Work instruction: Without skipping anything, write out each record below exactly.

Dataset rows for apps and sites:
# # # #
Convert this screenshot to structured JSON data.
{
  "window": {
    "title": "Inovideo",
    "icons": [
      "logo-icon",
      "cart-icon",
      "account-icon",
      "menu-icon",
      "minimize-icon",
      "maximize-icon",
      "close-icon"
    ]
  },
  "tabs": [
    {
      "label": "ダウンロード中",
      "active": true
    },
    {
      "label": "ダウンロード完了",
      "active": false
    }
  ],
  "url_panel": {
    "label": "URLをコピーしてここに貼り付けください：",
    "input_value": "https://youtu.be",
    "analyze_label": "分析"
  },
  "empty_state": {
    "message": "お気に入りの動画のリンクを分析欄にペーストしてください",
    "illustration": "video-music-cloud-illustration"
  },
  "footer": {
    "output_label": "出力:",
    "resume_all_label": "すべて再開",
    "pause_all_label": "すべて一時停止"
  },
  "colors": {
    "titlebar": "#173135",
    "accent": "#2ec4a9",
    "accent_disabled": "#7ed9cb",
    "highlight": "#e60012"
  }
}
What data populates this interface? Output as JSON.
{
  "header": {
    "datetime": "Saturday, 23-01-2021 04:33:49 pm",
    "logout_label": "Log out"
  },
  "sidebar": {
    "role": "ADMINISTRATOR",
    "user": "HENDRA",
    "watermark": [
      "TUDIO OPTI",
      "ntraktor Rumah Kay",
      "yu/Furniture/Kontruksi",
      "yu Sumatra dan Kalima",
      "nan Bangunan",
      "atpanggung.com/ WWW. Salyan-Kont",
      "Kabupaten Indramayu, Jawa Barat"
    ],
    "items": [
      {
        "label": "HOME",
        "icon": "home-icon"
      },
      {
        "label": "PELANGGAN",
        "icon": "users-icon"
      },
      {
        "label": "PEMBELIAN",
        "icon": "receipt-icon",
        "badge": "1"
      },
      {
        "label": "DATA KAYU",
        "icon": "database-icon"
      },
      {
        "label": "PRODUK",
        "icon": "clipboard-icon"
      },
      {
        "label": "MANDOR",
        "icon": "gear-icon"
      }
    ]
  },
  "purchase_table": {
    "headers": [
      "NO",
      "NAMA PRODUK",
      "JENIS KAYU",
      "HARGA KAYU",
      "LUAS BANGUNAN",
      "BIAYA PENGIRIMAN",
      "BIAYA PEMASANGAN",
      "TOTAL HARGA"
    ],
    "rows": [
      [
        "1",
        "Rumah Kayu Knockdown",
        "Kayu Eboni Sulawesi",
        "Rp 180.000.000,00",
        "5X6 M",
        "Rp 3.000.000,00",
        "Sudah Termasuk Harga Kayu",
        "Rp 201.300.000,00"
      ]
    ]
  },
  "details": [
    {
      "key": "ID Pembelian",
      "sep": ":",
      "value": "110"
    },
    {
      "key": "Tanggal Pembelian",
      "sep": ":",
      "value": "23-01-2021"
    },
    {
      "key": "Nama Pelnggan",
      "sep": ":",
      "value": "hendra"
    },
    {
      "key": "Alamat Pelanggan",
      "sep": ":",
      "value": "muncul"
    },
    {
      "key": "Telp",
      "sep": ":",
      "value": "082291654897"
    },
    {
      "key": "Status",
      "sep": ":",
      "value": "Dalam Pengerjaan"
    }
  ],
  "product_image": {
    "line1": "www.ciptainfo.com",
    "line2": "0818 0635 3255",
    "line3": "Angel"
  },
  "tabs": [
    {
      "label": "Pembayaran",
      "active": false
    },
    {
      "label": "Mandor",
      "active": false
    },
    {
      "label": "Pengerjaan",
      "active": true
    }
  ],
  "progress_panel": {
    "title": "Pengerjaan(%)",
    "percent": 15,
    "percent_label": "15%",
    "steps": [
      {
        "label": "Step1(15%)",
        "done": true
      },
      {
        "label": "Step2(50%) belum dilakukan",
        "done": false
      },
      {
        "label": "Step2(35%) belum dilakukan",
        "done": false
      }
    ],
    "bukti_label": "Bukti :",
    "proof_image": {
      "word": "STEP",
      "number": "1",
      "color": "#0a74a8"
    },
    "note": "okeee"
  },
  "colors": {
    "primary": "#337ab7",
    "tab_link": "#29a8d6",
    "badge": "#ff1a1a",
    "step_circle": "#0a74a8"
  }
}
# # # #
Expected output:
Convert this screenshot to structured JSON data.
{
  "window": {
    "title": "Inovideo",
    "icons": [
      "logo-icon",
      "cart-icon",
      "account-icon",
      "menu-icon",
      "minimize-icon",
      "maximize-icon",
      "close-icon"
    ]
  },
  "tabs": [
    {
      "label": "ダウンロード中",
      "active": true
    },
    {
      "label": "ダウンロード完了",
      "active": false
    }
  ],
  "url_panel": {
    "label": "URLをコピーしてここに貼り付けください：",
    "input_value": "https://youtu.be",
    "analyze_label": "分析"
  },
  "empty_state": {
    "message": "お気に入りの動画のリンクを分析欄にペーストしてください",
    "illustration": "video-music-cloud-illustration"
  },
  "footer": {
    "output_label": "出力:",
    "resume_all_label": "すべて再開",
    "pause_all_label": "すべて一時停止"
  },
  "colors": {
    "titlebar": "#173135",
    "accent": "#2ec4a9",
    "accent_disabled": "#7ed9cb",
    "highlight": "#e60012"
  }
}
What data populates this interface? Output as JSON.
{
  "header": {
    "datetime": "Saturday, 23-01-2021 04:33:49 pm",
    "logout_label": "Log out"
  },
  "sidebar": {
    "role": "ADMINISTRATOR",
    "user": "HENDRA",
    "watermark": [
      "TUDIO OPTI",
      "ntraktor Rumah Kay",
      "yu/Furniture/Kontruksi",
      "yu Sumatra dan Kalima",
      "nan Bangunan",
      "atpanggung.com/ WWW. Salyan-Kont",
      "Kabupaten Indramayu, Jawa Barat"
    ],
    "items": [
      {
        "label": "HOME",
        "icon": "home-icon"
      },
      {
        "label": "PELANGGAN",
        "icon": "users-icon"
      },
      {
        "label": "PEMBELIAN",
        "icon": "receipt-icon",
        "badge": "1"
      },
      {
        "label": "DATA KAYU",
        "icon": "database-icon"
      },
      {
        "label": "PRODUK",
        "icon": "clipboard-icon"
      },
      {
        "label": "MANDOR",
        "icon": "gear-icon"
      }
    ]
  },
  "purchase_table": {
    "headers": [
      "NO",
      "NAMA PRODUK",
      "JENIS KAYU",
      "HARGA KAYU",
      "LUAS BANGUNAN",
      "BIAYA PENGIRIMAN",
      "BIAYA PEMASANGAN",
      "TOTAL HARGA"
    ],
    "rows": [
      [
        "1",
        "Rumah Kayu Knockdown",
        "Kayu Eboni Sulawesi",
        "Rp 180.000.000,00",
        "5X6 M",
        "Rp 3.000.000,00",
        "Sudah Termasuk Harga Kayu",
        "Rp 201.300.000,00"
      ]
    ]
  },
  "details": [
    {
      "key": "ID Pembelian",
      "sep": ":",
      "value": "110"
    },
    {
      "key": "Tanggal Pembelian",
      "sep": ":",
      "value": "23-01-2021"
    },
    {
      "key": "Nama Pelnggan",
      "sep": ":",
      "value": "hendra"
    },
    {
      "key": "Alamat Pelanggan",
      "sep": ":",
      "value": "muncul"
    },
    {
      "key": "Telp",
      "sep": ":",
      "value": "082291654897"
    },
    {
      "key": "Status",
      "sep": ":",
      "value": "Dalam Pengerjaan"
    }
  ],
  "product_image": {
    "line1": "www.ciptainfo.com",
    "line2": "0818 0635 3255",
    "line3": "Angel"
  },
  "tabs": [
    {
      "label": "Pembayaran",
      "active": false
    },
    {
      "label": "Mandor",
      "active": false
    },
    {
      "label": "Pengerjaan",
      "active": true
    }
  ],
  "progress_panel": {
    "title": "Pengerjaan(%)",
    "percent": 15,
    "percent_label": "15%",
    "steps": [
      {
        "label": "Step1(15%)",
        "done": true
      },
      {
        "label": "Step2(50%) belum dilakukan",
        "done": false
      },
      {
        "label": "Step2(35%) belum dilakukan",
        "done": false
      }
    ],
    "bukti_label": "Bukti :",
    "proof_image": {
      "word": "STEP",
      "number": "1",
      "color": "#0a74a8"
    },
    "note": "okeee"
  },
  "colors": {
    "primary": "#337ab7",
    "tab_link": "#29a8d6",
    "badge": "#ff1a1a",
    "step_circle": "#0a74a8"
  }
}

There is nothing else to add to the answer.